| Task directions |
Determine how many lines of the entries include the word "points", and report that number with no further text.

| Dataset excerpts |
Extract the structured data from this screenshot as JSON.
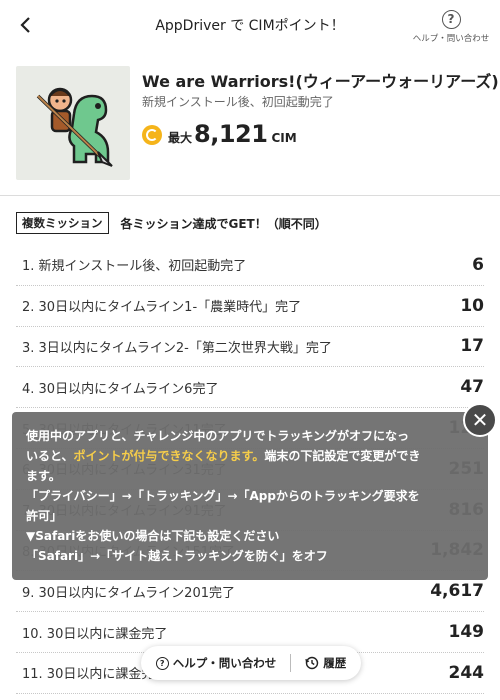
{
  "header": {
    "back_glyph": "‹",
    "title": "AppDriver で CIMポイント！",
    "help_label": "ヘルプ・問い合わせ"
  },
  "app": {
    "name": "We are Warriors!(ウィーアーウォーリアーズ)",
    "subtitle": "新規インストール後、初回起動完了",
    "max_label": "最大",
    "points": "8,121",
    "unit": "CIM"
  },
  "section": {
    "tag": "複数ミッション",
    "note": "各ミッション達成でGET！（順不同）"
  },
  "missions": [
    {
      "text": "1. 新規インストール後、初回起動完了",
      "points": "6"
    },
    {
      "text": "2. 30日以内にタイムライン1-「農業時代」完了",
      "points": "10"
    },
    {
      "text": "3. 3日以内にタイムライン2-「第二次世界大戦」完了",
      "points": "17"
    },
    {
      "text": "4. 30日以内にタイムライン6完了",
      "points": "47"
    },
    {
      "text": "5. 30日以内にタイムライン11完了",
      "points": "127"
    },
    {
      "text": "6. 30日以内にタイムライン31完了",
      "points": "251"
    },
    {
      "text": "7. 30日以内にタイムライン91完了",
      "points": "816"
    },
    {
      "text": "8. 30日以内にタイムライン151完了",
      "points": "1,842"
    },
    {
      "text": "9. 30日以内にタイムライン201完了",
      "points": "4,617"
    },
    {
      "text": "10. 30日以内に課金完了",
      "points": "149"
    },
    {
      "text": "11. 30日以内に課金完了",
      "points": "244"
    }
  ],
  "notice": {
    "line1": "使用中のアプリと、チャレンジ中のアプリでトラッキングがオフになっ",
    "line2_a": "いると、",
    "line2_highlight": "ポイントが付与できなくなります。",
    "line2_b": "端末の下記設定で変更ができ",
    "line3": "ます。",
    "line4": "「プライバシー」→「トラッキング」→「Appからのトラッキング要求を",
    "line5": "許可」",
    "line6": "▼Safariをお使いの場合は下記も設定ください",
    "line7": "「Safari」→「サイト越えトラッキングを防ぐ」をオフ",
    "close_glyph": "✕"
  },
  "floatbar": {
    "help_label": "ヘルプ・問い合わせ",
    "history_label": "履歴"
  },
  "colors": {
    "highlight": "#f6cd4a",
    "coin": "#f5b41a",
    "overlay": "#6e6e6e"
  },
  "icons": [
    "back-icon",
    "help-icon",
    "coin-icon",
    "close-icon",
    "history-icon"
  ]
}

| Answer section |
12